"Are you related to the economist?” people sometimes ask when they see my surname. I explain that, yes, John Maynard Keynes is my great-great-uncle—his brother Geoffrey married Margaret Darwin, my great-grandmother. “So you’re related to Darwin too?” Yes, he’s my great-great-great grandfather. Eyes might fall on the cross around my neck: “And you’re a Christian?” Yes, a Catholic. “How does a Darwin end up Catholic?”[Hat tip to Dr. E. Echeverria]
The question genuinely seems to puzzle people. After all, Darwin ushered in a new era of doubt with his theory of evolution, and the Bloomsbury Group, of which Keynes was a part, influenced modern attitudes to feminism and sexuality. How can I be a product of this culture, and yet Catholic?
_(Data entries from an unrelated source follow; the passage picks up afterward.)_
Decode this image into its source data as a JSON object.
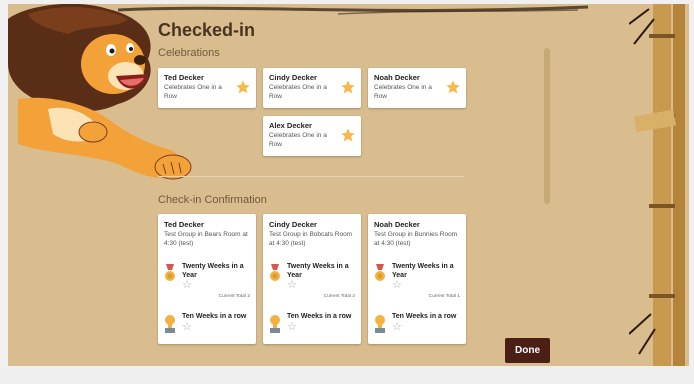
{
  "page": {
    "title": "Checked-in"
  },
  "celebrations": {
    "heading": "Celebrations",
    "cards": [
      {
        "name": "Ted Decker",
        "detail": "Celebrates One in a Row"
      },
      {
        "name": "Cindy Decker",
        "detail": "Celebrates One in a Row"
      },
      {
        "name": "Noah Decker",
        "detail": "Celebrates One in a Row"
      },
      {
        "name": "Alex Decker",
        "detail": "Celebrates One in a Row"
      }
    ]
  },
  "confirmation": {
    "heading": "Check-in Confirmation",
    "cards": [
      {
        "name": "Ted Decker",
        "detail": "Test Group in Bears Room at 4:30 (test)",
        "achievements": [
          {
            "label": "Twenty Weeks in a Year",
            "total": "Current Total 2"
          },
          {
            "label": "Ten Weeks in a row",
            "total": ""
          }
        ]
      },
      {
        "name": "Cindy Decker",
        "detail": "Test Group in Bobcats Room at 4:30 (test)",
        "achievements": [
          {
            "label": "Twenty Weeks in a Year",
            "total": "Current Total 2"
          },
          {
            "label": "Ten Weeks in a row",
            "total": ""
          }
        ]
      },
      {
        "name": "Noah Decker",
        "detail": "Test Group in Bunnies Room at 4:30 (test)",
        "achievements": [
          {
            "label": "Twenty Weeks in a Year",
            "total": "Current Total 1"
          },
          {
            "label": "Ten Weeks in a row",
            "total": ""
          }
        ]
      }
    ]
  },
  "actions": {
    "done_label": "Done"
  },
  "icons": {
    "celebration": "star-icon",
    "achievement": "medal-icon",
    "progress": "star-outline-icon"
  },
  "colors": {
    "background": "#d9bd8f",
    "done_button": "#4b1e16",
    "star": "#f6b94a"
  }
}
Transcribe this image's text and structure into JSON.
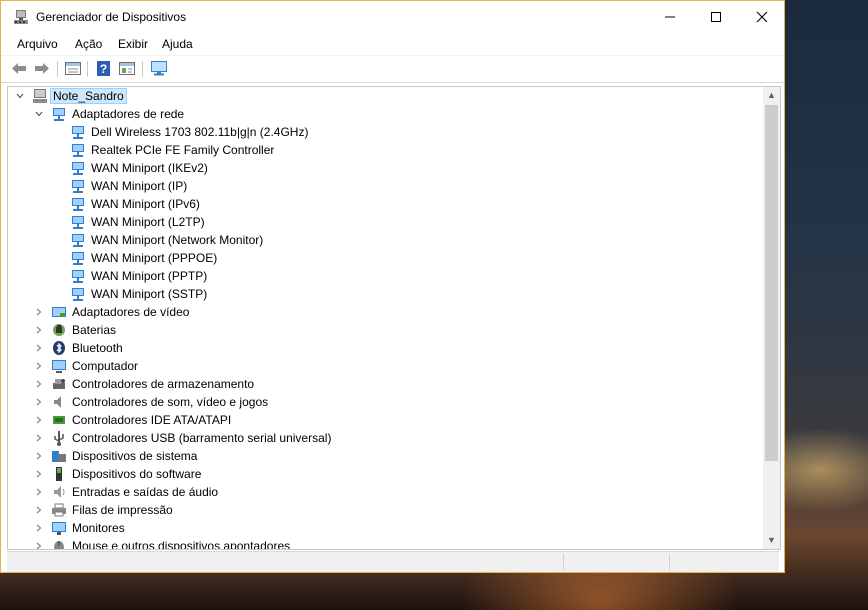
{
  "window": {
    "title": "Gerenciador de Dispositivos",
    "controls": {
      "minimize": "—",
      "maximize": "☐",
      "close": "✕"
    }
  },
  "menu": [
    "Arquivo",
    "Ação",
    "Exibir",
    "Ajuda"
  ],
  "toolbar": {
    "buttons": [
      "back-arrow-icon",
      "forward-arrow-icon",
      "show-hide-tree-icon",
      "help-icon",
      "properties-icon",
      "scan-hardware-icon"
    ]
  },
  "tree": {
    "root": "Note_Sandro",
    "network_category": "Adaptadores de rede",
    "network_adapters": [
      "Dell Wireless 1703 802.11b|g|n (2.4GHz)",
      "Realtek PCIe FE Family Controller",
      "WAN Miniport (IKEv2)",
      "WAN Miniport (IP)",
      "WAN Miniport (IPv6)",
      "WAN Miniport (L2TP)",
      "WAN Miniport (Network Monitor)",
      "WAN Miniport (PPPOE)",
      "WAN Miniport (PPTP)",
      "WAN Miniport (SSTP)"
    ],
    "categories": [
      {
        "label": "Adaptadores de vídeo",
        "icon": "display-adapter-icon"
      },
      {
        "label": "Baterias",
        "icon": "battery-icon"
      },
      {
        "label": "Bluetooth",
        "icon": "bluetooth-icon"
      },
      {
        "label": "Computador",
        "icon": "computer-icon"
      },
      {
        "label": "Controladores de armazenamento",
        "icon": "storage-controller-icon"
      },
      {
        "label": "Controladores de som, vídeo e jogos",
        "icon": "speaker-icon"
      },
      {
        "label": "Controladores IDE ATA/ATAPI",
        "icon": "ide-controller-icon"
      },
      {
        "label": "Controladores USB (barramento serial universal)",
        "icon": "usb-icon"
      },
      {
        "label": "Dispositivos de sistema",
        "icon": "system-device-icon"
      },
      {
        "label": "Dispositivos do software",
        "icon": "software-device-icon"
      },
      {
        "label": "Entradas e saídas de áudio",
        "icon": "audio-io-icon"
      },
      {
        "label": "Filas de impressão",
        "icon": "printer-icon"
      },
      {
        "label": "Monitores",
        "icon": "monitor-icon"
      },
      {
        "label": "Mouse e outros dispositivos apontadores",
        "icon": "mouse-icon"
      }
    ]
  },
  "colors": {
    "window_border": "#e6b24a",
    "selection": "#cce8ff",
    "network_icon": "#2f7fd0"
  }
}
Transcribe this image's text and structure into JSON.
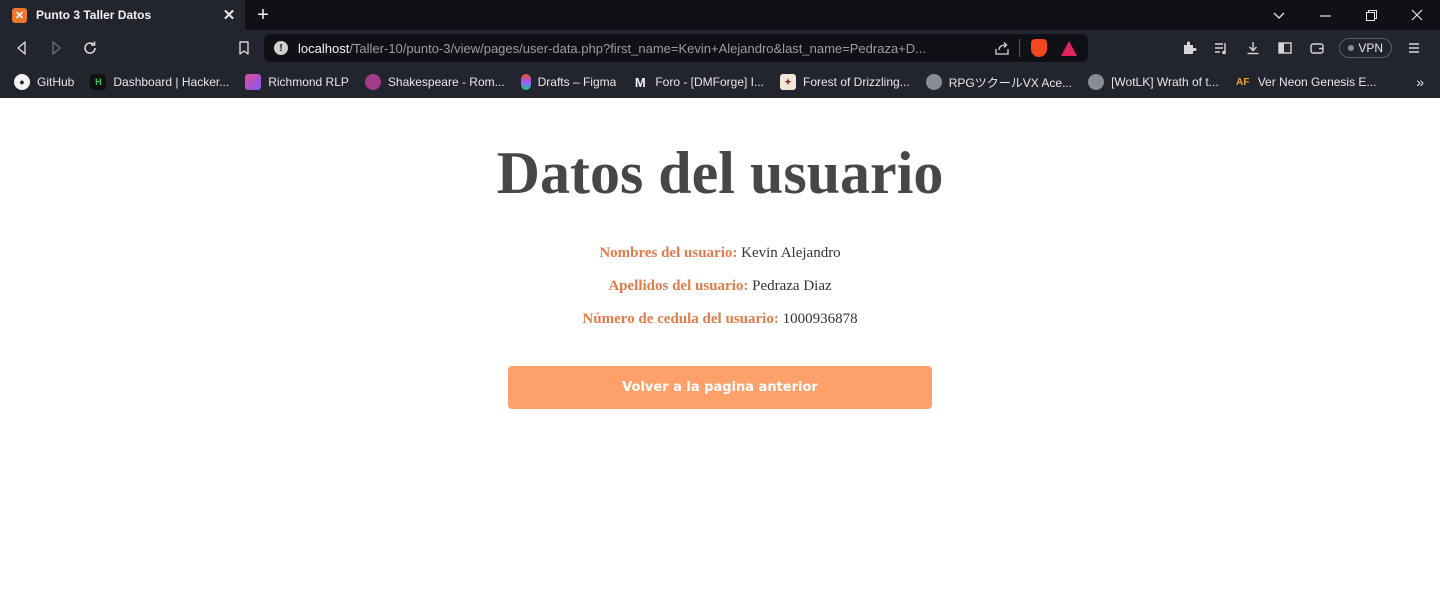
{
  "browser": {
    "tab_title": "Punto 3 Taller Datos",
    "tab_favicon": "xampp-icon",
    "url_host": "localhost",
    "url_path": "/Taller-10/punto-3/view/pages/user-data.php?first_name=Kevin+Alejandro&last_name=Pedraza+D...",
    "vpn_label": "VPN"
  },
  "bookmarks": [
    {
      "label": "GitHub",
      "icon": "github-icon"
    },
    {
      "label": "Dashboard | Hacker...",
      "icon": "hackerrank-icon"
    },
    {
      "label": "Richmond RLP",
      "icon": "richmond-icon"
    },
    {
      "label": "Shakespeare - Rom...",
      "icon": "shakespeare-icon"
    },
    {
      "label": "Drafts – Figma",
      "icon": "figma-icon"
    },
    {
      "label": "Foro - [DMForge] I...",
      "icon": "dmforge-icon"
    },
    {
      "label": "Forest of Drizzling...",
      "icon": "forest-icon"
    },
    {
      "label": "RPGツクールVX Ace...",
      "icon": "globe-icon"
    },
    {
      "label": "[WotLK] Wrath of t...",
      "icon": "globe-icon"
    },
    {
      "label": "Ver Neon Genesis E...",
      "icon": "animeflv-icon"
    }
  ],
  "page": {
    "heading": "Datos del usuario",
    "fields": [
      {
        "label": "Nombres del usuario:",
        "value": "Kevin Alejandro"
      },
      {
        "label": "Apellidos del usuario:",
        "value": "Pedraza Diaz"
      },
      {
        "label": "Número de cedula del usuario:",
        "value": "1000936878"
      }
    ],
    "back_button": "Volver a la pagina anterior"
  },
  "colors": {
    "label_accent": "#e07b4a",
    "button_bg": "#fea06a",
    "heading": "#474747"
  }
}
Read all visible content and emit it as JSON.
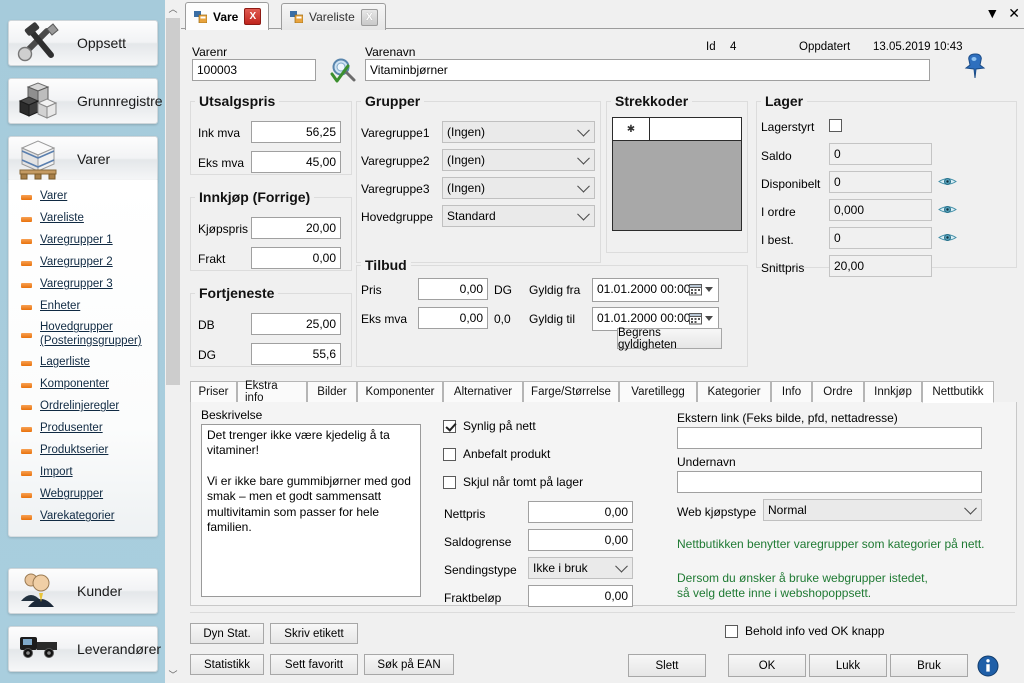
{
  "sidebar": {
    "nav": [
      {
        "label": "Oppsett",
        "icon": "tools-icon"
      },
      {
        "label": "Grunnregistre",
        "icon": "boxes-icon"
      },
      {
        "label": "Varer",
        "icon": "pallet-icon"
      },
      {
        "label": "Kunder",
        "icon": "people-icon"
      },
      {
        "label": "Leverandører",
        "icon": "truck-icon"
      }
    ],
    "submenu": [
      {
        "label": "Varer"
      },
      {
        "label": "Vareliste"
      },
      {
        "label": "Varegrupper 1"
      },
      {
        "label": "Varegrupper 2"
      },
      {
        "label": "Varegrupper 3"
      },
      {
        "label": "Enheter"
      },
      {
        "label": "Hovedgrupper (Posteringsgrupper)",
        "two_line": true
      },
      {
        "label": "Lagerliste"
      },
      {
        "label": "Komponenter"
      },
      {
        "label": "Ordrelinjeregler"
      },
      {
        "label": "Produsenter"
      },
      {
        "label": "Produktserier"
      },
      {
        "label": "Import"
      },
      {
        "label": "Webgrupper"
      },
      {
        "label": "Varekategorier"
      }
    ]
  },
  "window": {
    "tabs": [
      {
        "label": "Vare",
        "active": true,
        "close": "X"
      },
      {
        "label": "Vareliste",
        "active": false,
        "close": "X"
      }
    ],
    "minimize": "▼",
    "close": "✕"
  },
  "header": {
    "varenr_label": "Varenr",
    "varenr_value": "100003",
    "varenavn_label": "Varenavn",
    "varenavn_value": "Vitaminbjørner",
    "id_label": "Id",
    "id_value": "4",
    "oppdatert_label": "Oppdatert",
    "oppdatert_value": "13.05.2019 10:43",
    "search_icon": "magnifier-icon",
    "pin_icon": "pin-icon"
  },
  "utsalgspris": {
    "title": "Utsalgspris",
    "rows": [
      {
        "label": "Ink mva",
        "value": "56,25"
      },
      {
        "label": "Eks mva",
        "value": "45,00"
      }
    ]
  },
  "innkjop": {
    "title": "Innkjøp (Forrige)",
    "rows": [
      {
        "label": "Kjøpspris",
        "value": "20,00"
      },
      {
        "label": "Frakt",
        "value": "0,00"
      }
    ]
  },
  "fortjeneste": {
    "title": "Fortjeneste",
    "rows": [
      {
        "label": "DB",
        "value": "25,00"
      },
      {
        "label": "DG",
        "value": "55,6"
      }
    ]
  },
  "grupper": {
    "title": "Grupper",
    "rows": [
      {
        "label": "Varegruppe1",
        "value": "(Ingen)"
      },
      {
        "label": "Varegruppe2",
        "value": "(Ingen)"
      },
      {
        "label": "Varegruppe3",
        "value": "(Ingen)"
      },
      {
        "label": "Hovedgruppe",
        "value": "Standard"
      }
    ]
  },
  "tilbud": {
    "title": "Tilbud",
    "pris_label": "Pris",
    "pris_value": "0,00",
    "dg_label": "DG",
    "eksmva_label": "Eks mva",
    "eksmva_value": "0,00",
    "dg_value": "0,0",
    "gyldig_fra_label": "Gyldig fra",
    "gyldig_fra_value": "01.01.2000 00:00",
    "gyldig_til_label": "Gyldig til",
    "gyldig_til_value": "01.01.2000 00:00",
    "begrens_button": "Begrens gyldigheten"
  },
  "strekkoder": {
    "title": "Strekkoder",
    "new_row_marker": "✱"
  },
  "lager": {
    "title": "Lager",
    "lagerstyrt_label": "Lagerstyrt",
    "lagerstyrt_checked": false,
    "rows": [
      {
        "label": "Saldo",
        "value": "0",
        "eye": false
      },
      {
        "label": "Disponibelt",
        "value": "0",
        "eye": true
      },
      {
        "label": "I ordre",
        "value": "0,000",
        "eye": true
      },
      {
        "label": "I best.",
        "value": "0",
        "eye": true
      },
      {
        "label": "Snittpris",
        "value": "20,00",
        "eye": false
      }
    ]
  },
  "lower_tabs": [
    {
      "label": "Priser",
      "active": false
    },
    {
      "label": "Ekstra info",
      "active": false
    },
    {
      "label": "Bilder",
      "active": false
    },
    {
      "label": "Komponenter",
      "active": false
    },
    {
      "label": "Alternativer",
      "active": false
    },
    {
      "label": "Farge/Størrelse",
      "active": false
    },
    {
      "label": "Varetillegg",
      "active": false
    },
    {
      "label": "Kategorier",
      "active": false
    },
    {
      "label": "Info",
      "active": false
    },
    {
      "label": "Ordre",
      "active": false
    },
    {
      "label": "Innkjøp",
      "active": false
    },
    {
      "label": "Nettbutikk",
      "active": true
    }
  ],
  "nettbutikk": {
    "beskrivelse_label": "Beskrivelse",
    "beskrivelse_value": "Det trenger ikke være kjedelig å ta vitaminer!\n\nVi er ikke bare gummibjørner med god smak – men et godt sammensatt multivitamin som passer for hele familien.",
    "checkboxes": [
      {
        "label": "Synlig på nett",
        "checked": true
      },
      {
        "label": "Anbefalt produkt",
        "checked": false
      },
      {
        "label": "Skjul når tomt på lager",
        "checked": false
      }
    ],
    "fields": [
      {
        "label": "Nettpris",
        "value": "0,00"
      },
      {
        "label": "Saldogrense",
        "value": "0,00"
      }
    ],
    "sendingstype_label": "Sendingstype",
    "sendingstype_value": "Ikke i bruk",
    "fraktbelop_label": "Fraktbeløp",
    "fraktbelop_value": "0,00",
    "ekstern_link_label": "Ekstern link (Feks bilde, pfd, nettadresse)",
    "ekstern_link_value": "",
    "undernavn_label": "Undernavn",
    "undernavn_value": "",
    "web_kjopstype_label": "Web kjøpstype",
    "web_kjopstype_value": "Normal",
    "note1": "Nettbutikken benytter varegrupper som kategorier på nett.",
    "note2_line1": "Dersom du ønsker å bruke webgrupper istedet,",
    "note2_line2": "så velg dette inne i webshopoppsett."
  },
  "footer": {
    "left_row1": [
      {
        "label": "Dyn Stat."
      },
      {
        "label": "Skriv etikett"
      }
    ],
    "left_row2": [
      {
        "label": "Statistikk"
      },
      {
        "label": "Sett favoritt"
      },
      {
        "label": "Søk på EAN"
      }
    ],
    "keep_info_label": "Behold info ved OK knapp",
    "keep_info_checked": false,
    "right": [
      {
        "label": "Slett"
      },
      {
        "label": "OK"
      },
      {
        "label": "Lukk"
      },
      {
        "label": "Bruk"
      }
    ],
    "info_icon": "info-icon"
  },
  "colors": {
    "sidebar_bg": "#a8cddc",
    "accent_orange": "#ef7c12",
    "green_note": "#1f7a33",
    "info_blue": "#1f5fa8",
    "close_red": "#c0241c"
  }
}
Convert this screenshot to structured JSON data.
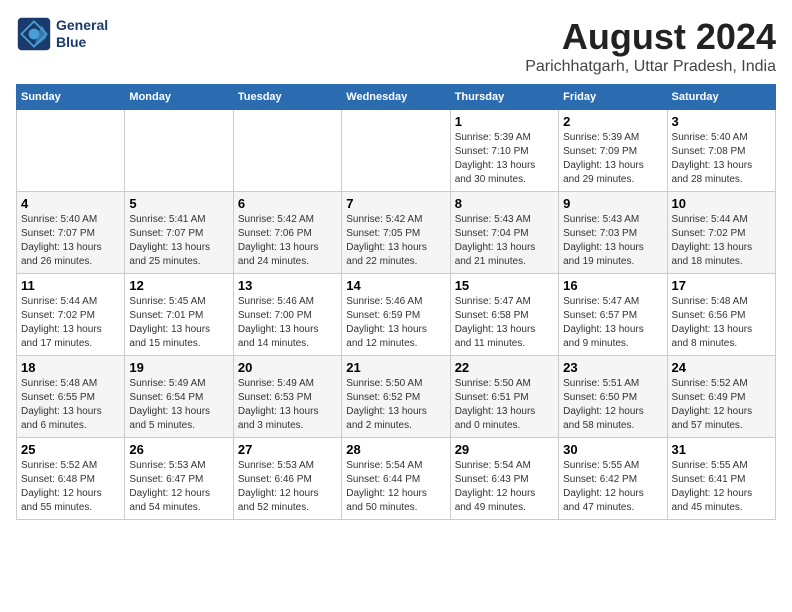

The implication is that simple exposure to my ancestors’ life work should have shaken me out of my backwards error.
I’m a product of what Noel Annan called “the intellectual aristocracy”, the web of kinship uniting British intellectuals over the 18th to 20th centuries....
Sunday, September 01, 2013
From Ed West (Catholic Herald, UK, June 13, 2013) via Laura Keynes , "I’m a Direct Descendant of Darwin ... and a Catholic" (Strange Notions):